What changes affect your drainage plan?

Any site changes have the potential to affect your drainage arrangements, and therefore your drainage plan; it isn’t just physical changes to your drainage network. For example: • Extensions or changes to your building could mean that some manholes are now inside rather than outside and some drains may no longer be accessible • Moving operations to a different area e.g. vehicle washing, fuel tanks or waste sorting areas • Adding, changing or stopping trade effluent activities • Changing your drainage arrangements e.g. adding an interceptor, adding a manhole for effluent disposal etc.

What should you do with your drainage plan?

Following any changes, you should assess the impact on your drains and update your drainage plan. This could involve altering the building layout to add in any extensions or new buildings that have been built and showing how this affects the drainage network. You may need to move some areas around like vehicle washing or fuel tanks and make sure your labelling reflects the changes. You may have sample points for effluent discharge or discharge points labelled that need amending.

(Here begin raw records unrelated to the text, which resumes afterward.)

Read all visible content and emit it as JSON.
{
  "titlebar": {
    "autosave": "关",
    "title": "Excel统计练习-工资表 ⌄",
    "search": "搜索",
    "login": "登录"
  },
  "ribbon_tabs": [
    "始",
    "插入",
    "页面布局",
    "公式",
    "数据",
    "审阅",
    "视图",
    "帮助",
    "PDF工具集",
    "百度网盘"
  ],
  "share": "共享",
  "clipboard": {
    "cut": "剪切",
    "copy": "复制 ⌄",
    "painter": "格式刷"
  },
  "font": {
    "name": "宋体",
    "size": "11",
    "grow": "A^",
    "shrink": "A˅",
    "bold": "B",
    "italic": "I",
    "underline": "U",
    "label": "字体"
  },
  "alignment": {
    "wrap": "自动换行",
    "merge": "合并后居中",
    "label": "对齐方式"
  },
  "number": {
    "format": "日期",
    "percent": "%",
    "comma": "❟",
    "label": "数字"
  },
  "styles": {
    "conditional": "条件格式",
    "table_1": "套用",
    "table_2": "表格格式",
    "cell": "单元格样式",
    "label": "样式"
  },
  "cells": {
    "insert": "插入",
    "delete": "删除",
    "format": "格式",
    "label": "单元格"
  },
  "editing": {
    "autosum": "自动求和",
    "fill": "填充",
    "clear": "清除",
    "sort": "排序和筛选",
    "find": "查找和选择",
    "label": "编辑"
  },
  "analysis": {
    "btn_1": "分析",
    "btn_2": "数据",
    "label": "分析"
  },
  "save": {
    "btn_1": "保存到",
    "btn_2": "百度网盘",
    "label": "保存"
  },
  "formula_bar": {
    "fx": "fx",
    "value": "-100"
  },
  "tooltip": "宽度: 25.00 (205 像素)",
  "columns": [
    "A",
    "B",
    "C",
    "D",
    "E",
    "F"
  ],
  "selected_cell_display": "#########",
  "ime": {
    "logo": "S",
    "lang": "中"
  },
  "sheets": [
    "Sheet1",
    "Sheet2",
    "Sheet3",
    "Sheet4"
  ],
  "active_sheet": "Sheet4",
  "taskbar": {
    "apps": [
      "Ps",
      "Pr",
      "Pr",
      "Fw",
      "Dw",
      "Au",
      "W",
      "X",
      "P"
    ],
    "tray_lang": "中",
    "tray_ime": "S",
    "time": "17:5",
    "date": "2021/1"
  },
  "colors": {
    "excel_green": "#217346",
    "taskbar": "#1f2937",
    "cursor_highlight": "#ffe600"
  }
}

If you have physical changes to your drainage arrangements, you will need to alter the drainage plan to reflect this. It is essential that these changes are accurate and you may want to do some investigation to confirm the drains match up how you expect before making changes to your drainage plan.

Keeping everyone in the know

Once you have updated your drainage plan, it is essential that you update the necessary people to ensure everything is covered. You should inform your drainage contractor if it will result in changes to your regular planned preventative maintenance (PPM) schedule and you should also ensure your internal spill response team are made aware of the changes.

Changes to your drainage arrangements may impact your spill risk areas, so it is important to review these and your spill response kit to make sure you are covered in the event of an incident. You may need to move some spill kits around or get new ones for certain areas. It is also essential that you update all related paperwork along with your drainage plan. Key documents may be your Pollution Incident Response Plan (PIRP), Site Environmental Emergency Plan (SEEP), spill kit plan and spill response training.

If you make any changes to your site, it is essential to consider the impact of those changes on your drainage arrangements and thus your drainage plan. You should review the changes and ensure your drainage plan is updated accurately and the relevant people and other documents are updated accordingly.